The popular press has discovered probiotics.
Barely a week goes by when a provocative story doesn’t herald the ups and downs of microbiome research. Often these headlines feel like a wild ride on a roller coaster when the science is actually far less dramatic.
For example, two recent studies published in the September 6th issue of Cell by scientists at the Weitzman Institute of Science in Israel garnered widespread media coverage due to negative conclusions on probiotics. With news headlines like “Probiotics Not Always Useful” the usual optimism for effects of probiotics was challenged.
IPA’s Executive Director George Paraskevakos released a statement soon after the maelstrom: “Clearly, some press is not taking the time to tease apart these findings and report within an accurate context. For example, the study appears to confuse colonization with efficacy. They also don’t appear to be looking at the more than 1,200 studies showing probiotic benefits.”
Just as scientific journals should be more stringent in publishing (“publish or perish” protocols can make strivers in academia desperate), journalists too shoulder some of the responsibility in taming down the rhetoric.
To that end, Daniel McDonald offered up some pointers to his fellow journalists in a blog for the Annenberg Center for Health Journalism at University of Southern California. Journalists don’t just follow your gut when covering the microbiome was published November 14, 2018. The article provides guidelines for anyone writing in the microbiome space.
McDonald begins with a brief introduction on why these organisms have become an intense area of research. He explains how new techniques such as DNA sequencing opened wide the opportunity to link microbiomes with disease. Those associations while exciting for their potential in human health also offer cautionary tales.
First lesson: correlation is not causation
“The microbiome field is full of correlative or associative stories, and it’s easy for journalists to fall into the trap of mistaking correlation for causation when reporting on exciting research findings,” wrote McDonald. He used studies from his employer American Gut Project based at the University of California, San Diego’s School of Medicine as examples.
Studies that demonstrate causation are uncommon in the microbiome field. In addition, McDonald noted, mice and humans differ, particularly in their immune systems, therefore it’s not safe to extrapolate the results to humans .
Second lesson: questions every journalist should ask when reporting on research
- Are claims supported by peer-reviewed research?
- Do the research authors have any conflicts of interest?
- Is the study design valid? Know the difference between cross-sectional, longitudinal and the gold standard which are double-blind randomized controlled trials.
- Sample size must always be considered with fewer numbers nearly always less desirable.
Third lesson: Get a second opinion
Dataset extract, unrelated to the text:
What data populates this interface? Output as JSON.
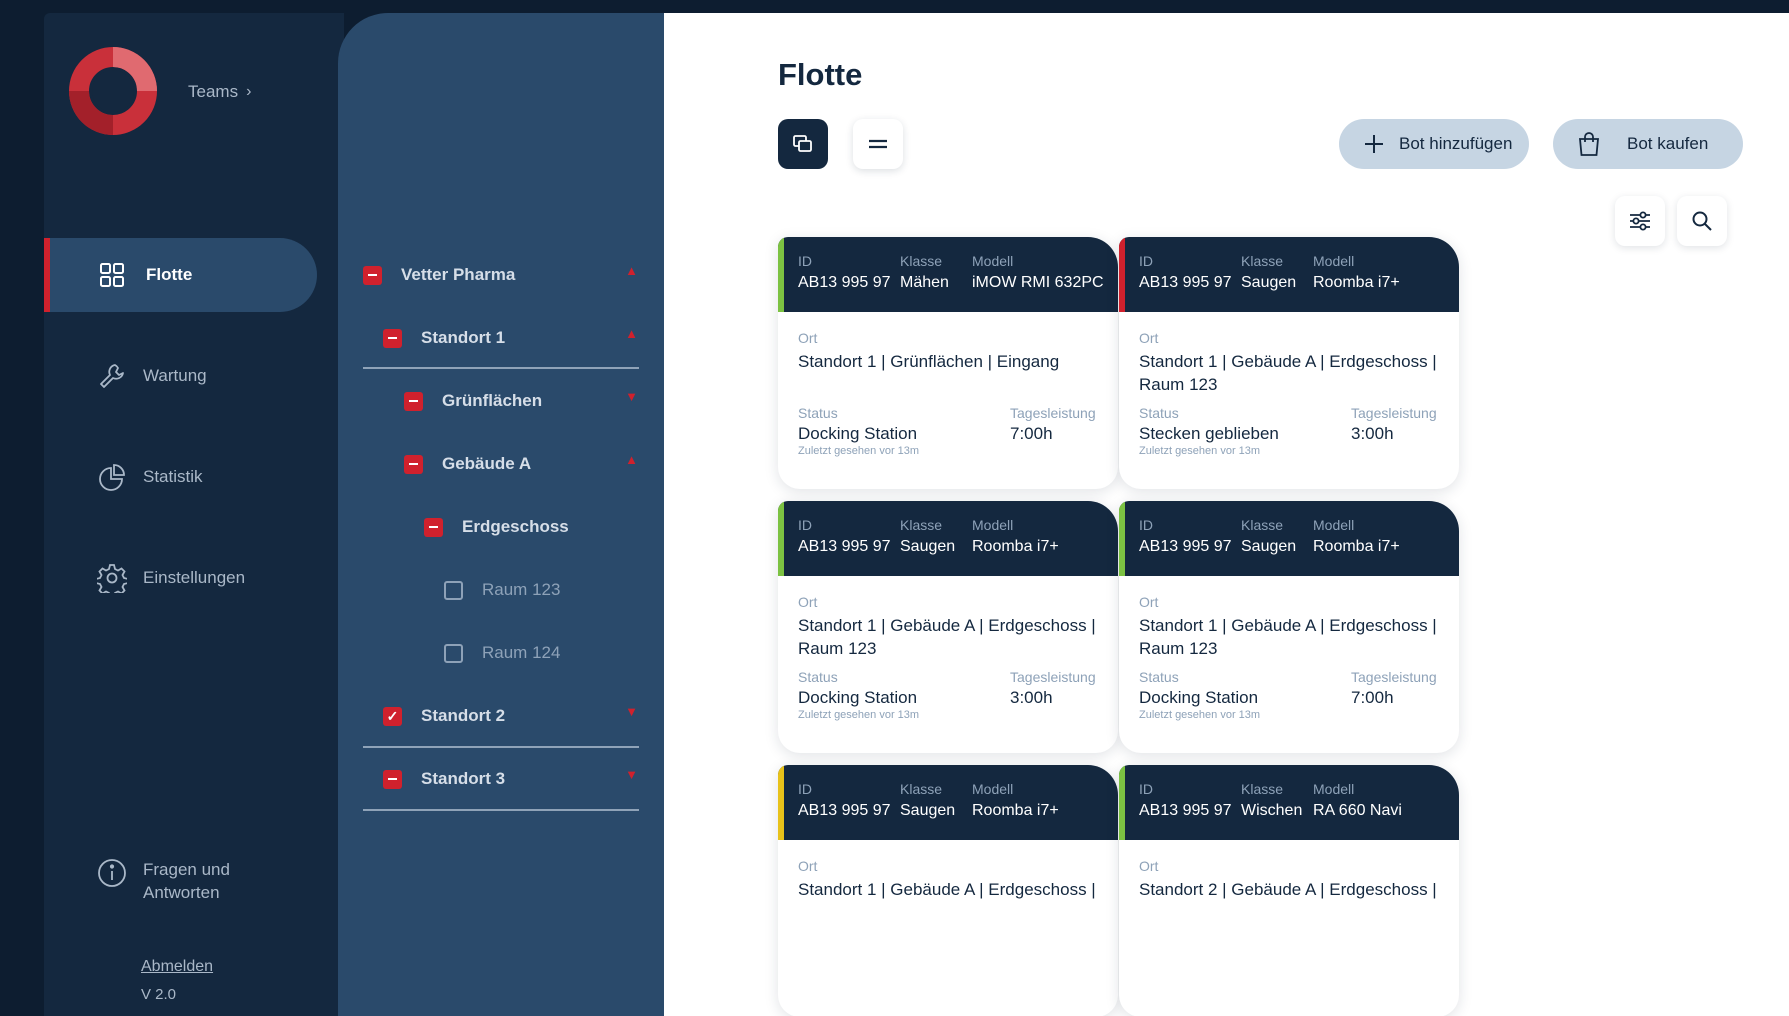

Another way for journalists to get to the truth is to interview the authors of the study. A contact email address is usually given in the list of researchers. Also recommended is talking with a researcher not involved in the study for his or her take. Groups like the Center for Microbiome Innovation at UC San Diego may be able to suggest researchers to contact.
“Remember, it’s always smart to be skeptical about language that implies causation or cures. When in doubt, be sure to follow up with a microbiome scientist unaffiliated with the study under discussion for a second opinion.” –Daniel McDonald
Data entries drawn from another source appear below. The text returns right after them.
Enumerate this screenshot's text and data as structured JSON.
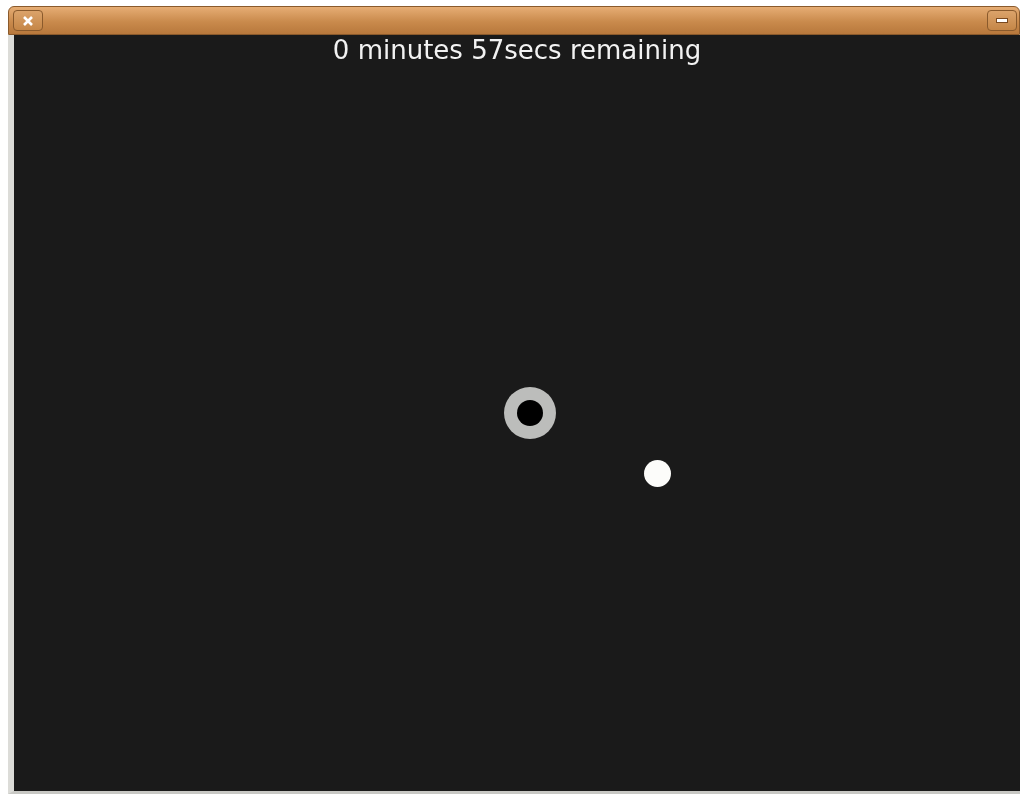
{
  "window": {
    "buttons": [
      {
        "kind": "close"
      },
      {
        "kind": "minimize"
      }
    ]
  },
  "timer": {
    "text": "0 minutes 57secs remaining"
  },
  "canvas": {
    "items": [
      {
        "kind": "target"
      },
      {
        "kind": "dot"
      }
    ]
  }
}
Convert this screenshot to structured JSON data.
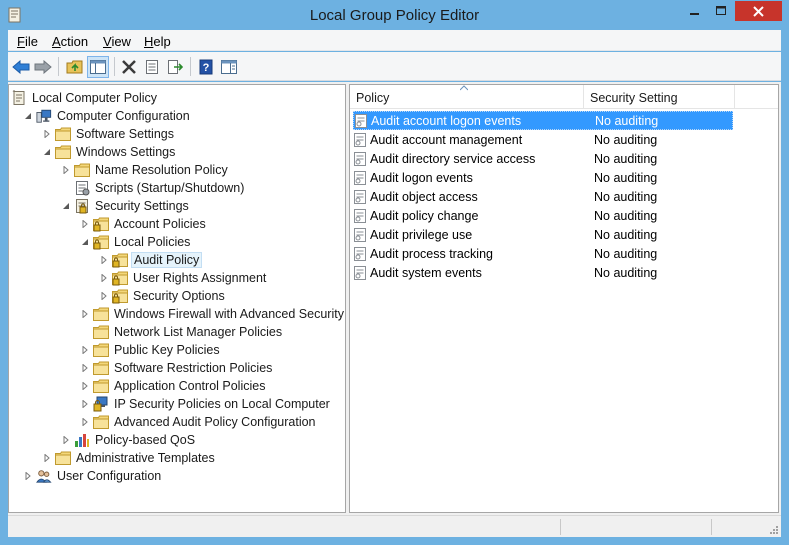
{
  "window": {
    "title": "Local Group Policy Editor",
    "accent_color": "#6db1e1",
    "close_color": "#c7342b",
    "selection_color": "#3399ff"
  },
  "menubar": {
    "items": [
      {
        "label": "File",
        "accel": "F",
        "rest": "ile"
      },
      {
        "label": "Action",
        "accel": "A",
        "rest": "ction"
      },
      {
        "label": "View",
        "accel": "V",
        "rest": "iew"
      },
      {
        "label": "Help",
        "accel": "H",
        "rest": "elp"
      }
    ]
  },
  "toolbar": {
    "buttons": [
      "back-arrow-icon",
      "forward-arrow-icon",
      "up-folder-icon",
      "show-hide-tree-icon",
      "delete-icon",
      "properties-icon",
      "export-list-icon",
      "help-icon",
      "show-hide-action-pane-icon"
    ]
  },
  "tree": {
    "items": [
      {
        "label": "Local Computer Policy",
        "icon": "policy-document-icon",
        "expander": "none",
        "level": 0
      },
      {
        "label": "Computer Configuration",
        "icon": "computer-icon",
        "expander": "expanded",
        "level": 1
      },
      {
        "label": "Software Settings",
        "icon": "folder-icon",
        "expander": "collapsed",
        "level": 2
      },
      {
        "label": "Windows Settings",
        "icon": "folder-icon",
        "expander": "expanded",
        "level": 2
      },
      {
        "label": "Name Resolution Policy",
        "icon": "folder-icon",
        "expander": "collapsed",
        "level": 3
      },
      {
        "label": "Scripts (Startup/Shutdown)",
        "icon": "scripts-icon",
        "expander": "none",
        "level": 3
      },
      {
        "label": "Security Settings",
        "icon": "security-settings-icon",
        "expander": "expanded",
        "level": 3
      },
      {
        "label": "Account Policies",
        "icon": "locked-folder-icon",
        "expander": "collapsed",
        "level": 4
      },
      {
        "label": "Local Policies",
        "icon": "locked-folder-icon",
        "expander": "expanded",
        "level": 4
      },
      {
        "label": "Audit Policy",
        "icon": "locked-folder-icon",
        "expander": "collapsed",
        "level": 5,
        "selected": true
      },
      {
        "label": "User Rights Assignment",
        "icon": "locked-folder-icon",
        "expander": "collapsed",
        "level": 5
      },
      {
        "label": "Security Options",
        "icon": "locked-folder-icon",
        "expander": "collapsed",
        "level": 5
      },
      {
        "label": "Windows Firewall with Advanced Security",
        "icon": "folder-icon",
        "expander": "collapsed",
        "level": 4
      },
      {
        "label": "Network List Manager Policies",
        "icon": "folder-icon",
        "expander": "none",
        "level": 4
      },
      {
        "label": "Public Key Policies",
        "icon": "folder-icon",
        "expander": "collapsed",
        "level": 4
      },
      {
        "label": "Software Restriction Policies",
        "icon": "folder-icon",
        "expander": "collapsed",
        "level": 4
      },
      {
        "label": "Application Control Policies",
        "icon": "folder-icon",
        "expander": "collapsed",
        "level": 4
      },
      {
        "label": "IP Security Policies on Local Computer",
        "icon": "ip-security-icon",
        "expander": "collapsed",
        "level": 4
      },
      {
        "label": "Advanced Audit Policy Configuration",
        "icon": "folder-icon",
        "expander": "collapsed",
        "level": 4
      },
      {
        "label": "Policy-based QoS",
        "icon": "qos-chart-icon",
        "expander": "collapsed",
        "level": 3
      },
      {
        "label": "Administrative Templates",
        "icon": "folder-icon",
        "expander": "collapsed",
        "level": 2
      },
      {
        "label": "User Configuration",
        "icon": "users-icon",
        "expander": "collapsed",
        "level": 1
      }
    ]
  },
  "list": {
    "columns": [
      "Policy",
      "Security Setting"
    ],
    "sort_column": "Policy",
    "rows": [
      {
        "policy": "Audit account logon events",
        "setting": "No auditing",
        "selected": true
      },
      {
        "policy": "Audit account management",
        "setting": "No auditing"
      },
      {
        "policy": "Audit directory service access",
        "setting": "No auditing"
      },
      {
        "policy": "Audit logon events",
        "setting": "No auditing"
      },
      {
        "policy": "Audit object access",
        "setting": "No auditing"
      },
      {
        "policy": "Audit policy change",
        "setting": "No auditing"
      },
      {
        "policy": "Audit privilege use",
        "setting": "No auditing"
      },
      {
        "policy": "Audit process tracking",
        "setting": "No auditing"
      },
      {
        "policy": "Audit system events",
        "setting": "No auditing"
      }
    ]
  }
}
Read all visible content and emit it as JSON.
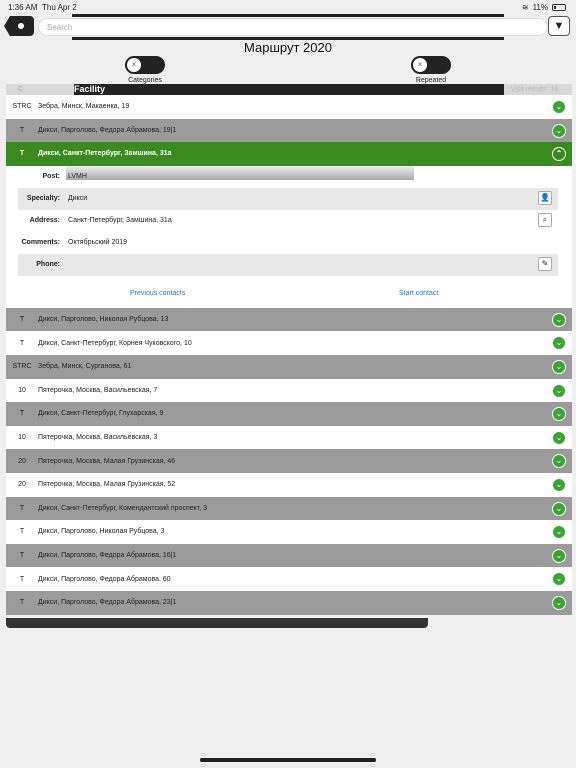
{
  "status": {
    "time": "1:36 AM",
    "date": "Thu Apr 2",
    "battery": "11%"
  },
  "search": {
    "placeholder": "Search"
  },
  "title": "Маршрут 2020",
  "toggles": {
    "categories": "Categories",
    "repeated": "Repeated"
  },
  "header": {
    "c": "C",
    "facility": "Facility",
    "next": "Visit results: 18"
  },
  "rows": [
    {
      "code": "STRC",
      "addr": "Зебра, Минск, Макаенка, 19",
      "style": "light"
    },
    {
      "code": "T",
      "addr": "Дикси, Парголово, Федора Абрамова, 19|1",
      "style": "dark"
    },
    {
      "code": "T",
      "addr": "Дикси, Санкт-Петербург, Замшина, 31а",
      "style": "active"
    }
  ],
  "detail": {
    "post_label": "Post:",
    "post_value": "LVMH",
    "specialty_label": "Specialty:",
    "specialty_value": "Дикси",
    "address_label": "Address:",
    "address_value": "Санкт-Петербург, Замшина, 31а",
    "comments_label": "Comments:",
    "comments_value": "Октябрьский 2019",
    "phone_label": "Phone:",
    "phone_value": "",
    "previous_contacts": "Previous contacts",
    "start_contact": "Start contact"
  },
  "rows_after": [
    {
      "code": "T",
      "addr": "Дикси, Парголово, Николая Рубцова, 13",
      "style": "dark"
    },
    {
      "code": "T",
      "addr": "Дикси, Санкт-Петербург, Корнея Чуковского, 10",
      "style": "light"
    },
    {
      "code": "STRC",
      "addr": "Зебра, Минск, Сурганова, 61",
      "style": "dark"
    },
    {
      "code": "10",
      "addr": "Пятерочка, Москва, Васильевская, 7",
      "style": "light"
    },
    {
      "code": "T",
      "addr": "Дикси, Санкт-Петербург, Глухарская, 9",
      "style": "dark"
    },
    {
      "code": "10",
      "addr": "Пятерочка, Москва, Васильевская, 3",
      "style": "light"
    },
    {
      "code": "20",
      "addr": "Пятерочка, Москва, Малая Грузинская, 46",
      "style": "dark"
    },
    {
      "code": "20",
      "addr": "Пятерочка, Москва, Малая Грузинская, 52",
      "style": "light"
    },
    {
      "code": "T",
      "addr": "Дикси, Санкт-Петербург, Комендантский проспект, 3",
      "style": "dark"
    },
    {
      "code": "T",
      "addr": "Дикси, Парголово, Николая Рубцова, 3",
      "style": "light"
    },
    {
      "code": "T",
      "addr": "Дикси, Парголово, Федора Абрамова, 16|1",
      "style": "dark"
    },
    {
      "code": "T",
      "addr": "Дикси, Парголово, Федора Абрамова, 60",
      "style": "light"
    },
    {
      "code": "T",
      "addr": "Дикси, Парголово, Федора Абрамова, 23|1",
      "style": "dark"
    }
  ]
}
Remember: A second opinion never hurt anyone and can go a long way at uncovering the truth.